Entries shown:
####################

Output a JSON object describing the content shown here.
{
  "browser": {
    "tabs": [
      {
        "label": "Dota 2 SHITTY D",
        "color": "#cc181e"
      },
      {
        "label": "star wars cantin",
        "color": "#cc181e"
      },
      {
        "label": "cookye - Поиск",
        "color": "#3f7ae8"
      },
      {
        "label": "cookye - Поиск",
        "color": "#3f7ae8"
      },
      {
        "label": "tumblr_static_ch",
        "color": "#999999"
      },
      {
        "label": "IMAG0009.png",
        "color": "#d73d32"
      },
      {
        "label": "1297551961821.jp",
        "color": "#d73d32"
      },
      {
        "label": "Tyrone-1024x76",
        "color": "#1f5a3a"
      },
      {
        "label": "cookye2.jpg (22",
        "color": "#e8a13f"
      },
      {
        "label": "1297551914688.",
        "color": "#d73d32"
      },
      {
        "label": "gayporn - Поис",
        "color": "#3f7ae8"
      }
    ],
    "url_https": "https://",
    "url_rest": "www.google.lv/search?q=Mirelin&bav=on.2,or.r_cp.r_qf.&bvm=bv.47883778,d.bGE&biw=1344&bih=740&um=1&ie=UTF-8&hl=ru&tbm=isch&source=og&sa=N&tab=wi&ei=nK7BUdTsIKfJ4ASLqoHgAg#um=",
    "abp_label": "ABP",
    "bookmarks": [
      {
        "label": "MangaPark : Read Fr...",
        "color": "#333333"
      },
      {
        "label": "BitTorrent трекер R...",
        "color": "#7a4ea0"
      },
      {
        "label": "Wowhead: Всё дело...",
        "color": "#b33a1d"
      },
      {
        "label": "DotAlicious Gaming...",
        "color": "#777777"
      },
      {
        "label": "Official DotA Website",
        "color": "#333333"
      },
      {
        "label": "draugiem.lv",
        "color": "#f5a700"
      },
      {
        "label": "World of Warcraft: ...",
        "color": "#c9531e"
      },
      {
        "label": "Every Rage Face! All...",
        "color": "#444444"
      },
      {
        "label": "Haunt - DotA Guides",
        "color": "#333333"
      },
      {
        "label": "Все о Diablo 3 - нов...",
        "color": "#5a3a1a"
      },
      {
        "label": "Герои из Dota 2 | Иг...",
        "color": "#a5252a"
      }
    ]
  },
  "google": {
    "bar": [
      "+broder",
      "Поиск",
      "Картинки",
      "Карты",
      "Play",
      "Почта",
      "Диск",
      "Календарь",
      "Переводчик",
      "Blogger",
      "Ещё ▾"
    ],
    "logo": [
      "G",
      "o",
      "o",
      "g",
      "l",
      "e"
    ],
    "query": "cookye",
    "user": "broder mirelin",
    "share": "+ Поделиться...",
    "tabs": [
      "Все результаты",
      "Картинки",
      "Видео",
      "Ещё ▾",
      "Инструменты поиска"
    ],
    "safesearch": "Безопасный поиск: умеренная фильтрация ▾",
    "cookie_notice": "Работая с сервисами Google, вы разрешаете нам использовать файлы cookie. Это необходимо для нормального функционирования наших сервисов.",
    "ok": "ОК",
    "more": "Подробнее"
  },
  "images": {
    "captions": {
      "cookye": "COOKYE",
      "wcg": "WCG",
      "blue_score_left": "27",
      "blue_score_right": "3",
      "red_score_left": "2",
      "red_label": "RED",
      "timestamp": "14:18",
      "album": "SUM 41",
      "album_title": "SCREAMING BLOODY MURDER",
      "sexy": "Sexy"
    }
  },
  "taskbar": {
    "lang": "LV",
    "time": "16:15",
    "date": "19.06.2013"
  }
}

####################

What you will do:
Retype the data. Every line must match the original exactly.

Exercise result:
Output a JSON object describing the content shown here.
{
  "browser": {
    "tabs": [
      {
        "label": "Dota 2 SHITTY D",
        "color": "#cc181e"
      },
      {
        "label": "star wars cantin",
        "color": "#cc181e"
      },
      {
        "label": "cookye - Поиск",
        "color": "#3f7ae8"
      },
      {
        "label": "cookye - Поиск",
        "color": "#3f7ae8"
      },
      {
        "label": "tumblr_static_ch",
        "color": "#999999"
      },
      {
        "label": "IMAG0009.png",
        "color": "#d73d32"
      },
      {
        "label": "1297551961821.jp",
        "color": "#d73d32"
      },
      {
        "label": "Tyrone-1024x76",
        "color": "#1f5a3a"
      },
      {
        "label": "cookye2.jpg (22",
        "color": "#e8a13f"
      },
      {
        "label": "1297551914688.",
        "color": "#d73d32"
      },
      {
        "label": "gayporn - Поис",
        "color": "#3f7ae8"
      }
    ],
    "url_https": "https://",
    "url_rest": "www.google.lv/search?q=Mirelin&bav=on.2,or.r_cp.r_qf.&bvm=bv.47883778,d.bGE&biw=1344&bih=740&um=1&ie=UTF-8&hl=ru&tbm=isch&source=og&sa=N&tab=wi&ei=nK7BUdTsIKfJ4ASLqoHgAg#um=",
    "abp_label": "ABP",
    "bookmarks": [
      {
        "label": "MangaPark : Read Fr...",
        "color": "#333333"
      },
      {
        "label": "BitTorrent трекер R...",
        "color": "#7a4ea0"
      },
      {
        "label": "Wowhead: Всё дело...",
        "color": "#b33a1d"
      },
      {
        "label": "DotAlicious Gaming...",
        "color": "#777777"
      },
      {
        "label": "Official DotA Website",
        "color": "#333333"
      },
      {
        "label": "draugiem.lv",
        "color": "#f5a700"
      },
      {
        "label": "World of Warcraft: ...",
        "color": "#c9531e"
      },
      {
        "label": "Every Rage Face! All...",
        "color": "#444444"
      },
      {
        "label": "Haunt - DotA Guides",
        "color": "#333333"
      },
      {
        "label": "Все о Diablo 3 - нов...",
        "color": "#5a3a1a"
      },
      {
        "label": "Герои из Dota 2 | Иг...",
        "color": "#a5252a"
      }
    ]
  },
  "google": {
    "bar": [
      "+broder",
      "Поиск",
      "Картинки",
      "Карты",
      "Play",
      "Почта",
      "Диск",
      "Календарь",
      "Переводчик",
      "Blogger",
      "Ещё ▾"
    ],
    "logo": [
      "G",
      "o",
      "o",
      "g",
      "l",
      "e"
    ],
    "query": "cookye",
    "user": "broder mirelin",
    "share": "+ Поделиться...",
    "tabs": [
      "Все результаты",
      "Картинки",
      "Видео",
      "Ещё ▾",
      "Инструменты поиска"
    ],
    "safesearch": "Безопасный поиск: умеренная фильтрация ▾",
    "cookie_notice": "Работая с сервисами Google, вы разрешаете нам использовать файлы cookie. Это необходимо для нормального функционирования наших сервисов.",
    "ok": "ОК",
    "more": "Подробнее"
  },
  "images": {
    "captions": {
      "cookye": "COOKYE",
      "wcg": "WCG",
      "blue_score_left": "27",
      "blue_score_right": "3",
      "red_score_left": "2",
      "red_label": "RED",
      "timestamp": "14:18",
      "album": "SUM 41",
      "album_title": "SCREAMING BLOODY MURDER",
      "sexy": "Sexy"
    }
  },
  "taskbar": {
    "lang": "LV",
    "time": "16:15",
    "date": "19.06.2013"
  }
}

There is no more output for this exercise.